#### What is being asked:
Set down all the lines below, each one exactly as shown.

[Input data]

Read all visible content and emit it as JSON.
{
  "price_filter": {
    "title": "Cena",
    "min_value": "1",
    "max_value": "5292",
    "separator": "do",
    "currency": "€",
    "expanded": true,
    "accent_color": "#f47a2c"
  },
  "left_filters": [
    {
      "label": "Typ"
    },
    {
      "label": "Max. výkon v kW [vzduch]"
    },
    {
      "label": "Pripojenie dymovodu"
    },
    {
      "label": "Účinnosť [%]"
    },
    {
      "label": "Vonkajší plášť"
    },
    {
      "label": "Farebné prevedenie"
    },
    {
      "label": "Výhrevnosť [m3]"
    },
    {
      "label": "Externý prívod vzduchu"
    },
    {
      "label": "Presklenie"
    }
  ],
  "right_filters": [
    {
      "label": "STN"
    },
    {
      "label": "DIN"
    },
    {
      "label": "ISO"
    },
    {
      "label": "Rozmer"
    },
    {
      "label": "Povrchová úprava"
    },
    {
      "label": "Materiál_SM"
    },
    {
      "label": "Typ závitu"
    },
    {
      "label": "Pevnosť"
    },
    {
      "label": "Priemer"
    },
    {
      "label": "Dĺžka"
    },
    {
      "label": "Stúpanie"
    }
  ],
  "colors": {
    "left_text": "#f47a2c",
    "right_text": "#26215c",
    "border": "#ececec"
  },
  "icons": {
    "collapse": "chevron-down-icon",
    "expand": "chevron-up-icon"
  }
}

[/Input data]

#### Exercise result:
Read all visible content and emit it as JSON.
{
  "price_filter": {
    "title": "Cena",
    "min_value": "1",
    "max_value": "5292",
    "separator": "do",
    "currency": "€",
    "expanded": true,
    "accent_color": "#f47a2c"
  },
  "left_filters": [
    {
      "label": "Typ"
    },
    {
      "label": "Max. výkon v kW [vzduch]"
    },
    {
      "label": "Pripojenie dymovodu"
    },
    {
      "label": "Účinnosť [%]"
    },
    {
      "label": "Vonkajší plášť"
    },
    {
      "label": "Farebné prevedenie"
    },
    {
      "label": "Výhrevnosť [m3]"
    },
    {
      "label": "Externý prívod vzduchu"
    },
    {
      "label": "Presklenie"
    }
  ],
  "right_filters": [
    {
      "label": "STN"
    },
    {
      "label": "DIN"
    },
    {
      "label": "ISO"
    },
    {
      "label": "Rozmer"
    },
    {
      "label": "Povrchová úprava"
    },
    {
      "label": "Materiál_SM"
    },
    {
      "label": "Typ závitu"
    },
    {
      "label": "Pevnosť"
    },
    {
      "label": "Priemer"
    },
    {
      "label": "Dĺžka"
    },
    {
      "label": "Stúpanie"
    }
  ],
  "colors": {
    "left_text": "#f47a2c",
    "right_text": "#26215c",
    "border": "#ececec"
  },
  "icons": {
    "collapse": "chevron-down-icon",
    "expand": "chevron-up-icon"
  }
}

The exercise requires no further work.